The Tufts Center for Transdisciplinary Research in Principles Of Data Science (T-TRIPODS) will celebrate its launch on January 31, following the National Science Foundation’s (NSF) $1.5 million grant awarded to Tufts in October 2019 to establish the center.
Funding for T-TRIPODS comes in three annual $500,000 installments from the NSF, which fund alternating and overlapping cycles of research, teaching, and practice, according to the T-TRIPODS website.
Tufts is one of more than a dozen research universities, which include Brown University and the University of California-Berkeley, that the NSF is funding to establish data science institutes through its initiative called “Harnessing the Data Revolution,” which seeks to generate new knowledge and methods in the field of data science.
Professor of Computer Science Lenore Cowen, the principal investigator named in the NSF grant, explained that T-TRIPODS will foster collaborative research and advising, as well as provide summer academic opportunities, workshops and conferences to undergraduate students, graduate students and professional personnel.
Cowen added that she hopes that T-TRIPODS will be a center of expertise and will foster connections between disciplines.
“T-Tripods is ‘grounded’ in the 3 departments of Math, [Computer Science] and [Electrical and Computer Engineering] at Tufts,” Cowen said in an email. “But we will connect with many other departments and initiatives at Tufts, even across the different Tufts schools and campuses.“
Cowen noted that T-TRIPODS Institute already has relationships with the Data Intensive Studies Center (DISC) and the Center for STEM Diversity.
Cowen also framed T-TRIPODS’ goal of encouraging participation in the field of data science as timely, given recent technological trends.
“We are living in a world where massive amounts of data can be collected,” Cowen said. “If deployed correctly and thoughtfully, there is a tremendous opportunity to advance scientific research and education.”
Over the last several years, Tufts has started to consolidate its expertise and add new undergraduate and graduate degree programs in the field of data science, according to Eric Miller, professor and chair of the department of electrical and computer engineering.

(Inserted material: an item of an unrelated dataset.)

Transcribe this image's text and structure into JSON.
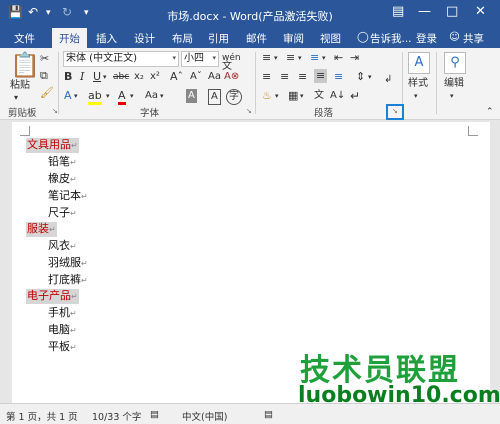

Miller, one of the co-principal investigators named by the NSF grant, explained that T-TRIPODS’ areas of study will include Graphs and Tensors, Data with a Spatial or Temporal Dimension, and Data Guarantees of ethical practice, but not be limited to Science, Technology, Engineering and Math (STEM) applications alone.
“There will be opportunities, for example, to apply Data Science to the Humanities, or with folks downtown in the School of Nutrition Science and Policy,” Miller said. “This is for more than just hardcore computer science electrical engineers and math majors.”
Miller also explained that T-TRIPODS will have undergraduate summer research programs in data science, though these programs are still in the planning stages.
Ellise LaMotte, director of the Center for STEM Diversity, added that in addition to T-TRIPODS’ research opportunities, the mentor-mentee relationships that this center encourages can be crucial to a STEM student’s development.
“The Center for STEM Diversity is collaborating with the T-TRIPODS Faculty team to introduce and include underrepresented students in data science-related research opportunities available during the summer,” LaMotte wrote in an email.
Aside from increasing participation in the field of data science, T-TRIPODS aims to bring data science principles and approaches to disciplines as diverse as biomedical data, education, cognitive science, and the humanities, Cowen explained.
An example of this is one of T-TRIPODS’ interdisciplinary projects, called Smart Cities. Laurie Baise, professor and chair of the department of civil and environmental engineering, described how her focus area of “Smart Cities, Development and Design” connects with T-TRIPODS.
“We have many research projects related to data collection and analysis around infrastructure and cities,” Baise wrote in an email. “TRIPODS will facilitate collaborations across UEP/Econ/CS/ECE/Math.”
Baise added that T-TRIPODS and the Smart Cities focus group have already begun planning a seminar series. In the spirit of the institute’s interdisciplinary nature, the seminars will be hosted by the departments of Civil and Environmental Engineering, Economics, and Urban and Environmental Planning.
Miller explained that the first round of TRIPOD Institutes was funded by the NSF three years ago, and the grant that Tufts received was part of the second round of funding to establish these institutes.
According to the NSF website, there is an additional, long-term phase to the TRIPOD initiative. The first phase sought to establish a number of small collaborative institutes, such as the one at Tufts; the second phase will seek to support a few larger research institutes from the smaller collaborative ones already in operation.
Miller explained that Tufts might collaborate with other universities in the greater Boston area and beyond to apply for this second phase of funding.
“We would look locally and probably nationally at other TRIPODS institutes that we could team up with,” Miller said. “The hope is that in these three years we will gain expertise and momentum, and when it is finishing up we will have the wherewithal to go out and either lead or participate in these larger-scale efforts.”